A motorist involved in a fatal collision has told an inquest that she had no chance to avoid hitting a young cyclist who suddenly came out of a driveway onto a quiet country road in Co. Kildare three years ago.
Linda Capuzzo told a hearing into the death of Shane Duggan (16) at Dublin District Coroner’s Court that she collided with the teenager as he emerged at speed from a concealed entrance to a house at Oughterard, Straffan, Co. Kildare on July 3, 2018.
Shane of Turnings, Straffan, Co. Kildare died of injuries sustained in the collision with the vehicle driven by Ms Capuzzo four days later at Beaumont Hospital.
Ms Capuzzo said she was travelling in a Ford Focus from her workplace at Grange Castle in Clondalkin when the accident occurred at around 4.40pm.
She told the inquest she jammed on her brakes on seeing the cyclist and swerved towards the middle of the road to try and avoid hitting him.
“I want to make it clear I had no opportunity to avoid the collision,” Ms Capuzzo said. “It all happened so quickly.”
The inquest heard that Shane – a 3rd Year student at Castleknock College – and his twin brother, Conor, were with a group of friends who had been playing in the swimming pool of one of their friend’s houses before they decided to go to the nearby GAA club in Ardclough on their bicycles.

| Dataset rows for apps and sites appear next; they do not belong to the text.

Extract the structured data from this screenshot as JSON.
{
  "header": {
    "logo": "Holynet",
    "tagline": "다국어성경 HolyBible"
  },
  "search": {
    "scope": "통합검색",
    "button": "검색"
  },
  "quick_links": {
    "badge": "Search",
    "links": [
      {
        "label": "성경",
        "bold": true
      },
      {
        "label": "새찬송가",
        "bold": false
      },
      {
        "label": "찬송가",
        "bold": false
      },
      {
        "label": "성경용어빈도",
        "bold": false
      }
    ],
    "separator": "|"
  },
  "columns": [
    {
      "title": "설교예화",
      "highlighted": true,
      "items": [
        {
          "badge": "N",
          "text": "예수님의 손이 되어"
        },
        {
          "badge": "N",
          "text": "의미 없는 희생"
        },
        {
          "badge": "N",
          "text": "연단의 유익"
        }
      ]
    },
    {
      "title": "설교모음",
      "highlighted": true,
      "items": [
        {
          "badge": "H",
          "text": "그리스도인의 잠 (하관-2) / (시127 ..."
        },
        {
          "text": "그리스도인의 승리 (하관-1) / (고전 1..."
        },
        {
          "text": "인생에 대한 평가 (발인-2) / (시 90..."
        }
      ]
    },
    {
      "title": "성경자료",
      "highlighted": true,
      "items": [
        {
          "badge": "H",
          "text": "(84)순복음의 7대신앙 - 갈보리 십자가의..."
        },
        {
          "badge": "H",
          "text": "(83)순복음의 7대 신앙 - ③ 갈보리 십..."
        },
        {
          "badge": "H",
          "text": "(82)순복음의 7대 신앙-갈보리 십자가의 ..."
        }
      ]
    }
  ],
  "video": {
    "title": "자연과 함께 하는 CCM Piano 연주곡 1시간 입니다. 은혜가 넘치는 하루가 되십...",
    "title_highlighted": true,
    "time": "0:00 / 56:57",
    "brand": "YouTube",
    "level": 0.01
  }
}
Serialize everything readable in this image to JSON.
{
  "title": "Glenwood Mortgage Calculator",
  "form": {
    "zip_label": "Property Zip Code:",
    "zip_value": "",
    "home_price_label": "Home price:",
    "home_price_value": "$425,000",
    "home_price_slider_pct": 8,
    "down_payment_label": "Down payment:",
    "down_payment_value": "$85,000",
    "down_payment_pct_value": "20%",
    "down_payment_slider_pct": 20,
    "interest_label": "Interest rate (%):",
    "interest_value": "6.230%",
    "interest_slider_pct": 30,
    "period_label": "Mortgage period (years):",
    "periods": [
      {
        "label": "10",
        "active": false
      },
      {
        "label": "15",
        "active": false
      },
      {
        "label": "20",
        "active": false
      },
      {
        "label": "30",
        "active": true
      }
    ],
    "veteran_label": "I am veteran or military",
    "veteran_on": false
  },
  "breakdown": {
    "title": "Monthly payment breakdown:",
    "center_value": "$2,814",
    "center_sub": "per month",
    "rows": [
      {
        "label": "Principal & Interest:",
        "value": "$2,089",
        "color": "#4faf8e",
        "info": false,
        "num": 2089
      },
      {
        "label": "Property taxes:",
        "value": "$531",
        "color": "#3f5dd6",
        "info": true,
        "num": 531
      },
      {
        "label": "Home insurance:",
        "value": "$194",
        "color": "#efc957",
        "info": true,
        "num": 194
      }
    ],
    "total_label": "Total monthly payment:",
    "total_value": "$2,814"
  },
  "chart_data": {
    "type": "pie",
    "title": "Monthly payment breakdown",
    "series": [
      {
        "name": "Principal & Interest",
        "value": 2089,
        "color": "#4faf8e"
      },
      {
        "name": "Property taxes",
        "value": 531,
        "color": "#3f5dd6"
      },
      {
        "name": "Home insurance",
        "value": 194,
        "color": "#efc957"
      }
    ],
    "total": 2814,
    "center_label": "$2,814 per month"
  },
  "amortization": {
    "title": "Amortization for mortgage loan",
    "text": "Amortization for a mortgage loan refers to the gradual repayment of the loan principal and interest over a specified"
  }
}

One of the friends, Fintan O’Malley, said Shane was the first of the group to head out the driveway of the house and had looked back just before going out on the road.
He described seeing his friend being “flung in the air” by the impact of the collision.
Another friend, Conor Halpenny, said the sound of the crash was “like a gunshot”.
The inquest heard that there were no mechanical defects with either the car or the bicycle while Ms Capuzzo had passed a breathalyser test at the scene of the collision.
In response to queries from Shane’s parents, Derek and Mary Duggan, Garda witnesses said no mobile phone was seized as part of their investigation.
Garda Cliff Harding, a forensic collision investigator, said the point of impact was the front passenger side of the vehicle outside the entrance to the driveway. He said the cyclist had been thrown onto a grass verge 23.6 metres from where the collision occurred.
Garda Harding estimated that Ms Capuzzo’s vehicle was travelling at 54-62km/h at the time of the collision on a road that had an 80km/h speed limit.
While the teenager’s family expressed concern that foliage on the side of the road approaching the entrance to the driveway was cut in the days after the collision, Garda Harding said he did not believe the foliage at the time of the crash was a contributory factor.
Sergeant Gerald Goode said CCTV footage at the entrance to the driveway had captured the collision which showed the deceased being catapulted in the air followed by his friends running to come to his assistance.
The coroner, Dr Crona Gallagher, noted that a file on the incident had been forwarded to the DPP who directed that no prosecution should arise in the case.
The inquest heard that Shane’s parents had donated their son’s organs which had helped two other patients after he suffered a brain stem death from severe head injuries sustained in the crash.
Based on the evidence, Dr Gallagher recorded a verdict of accidental death. The coroner said she would also notify Kildare County Council “without prejudice” to review hedge cutting at the location of the collision.
“It was a very tragic accident to boys who were enjoying themselves on a summer day in a carefree way that young people do,” Dr Gallagher remarked.
Fighting back tears, Shane’s father, Derek Duggan, described his son as “a brilliant character” who would always be part of their family.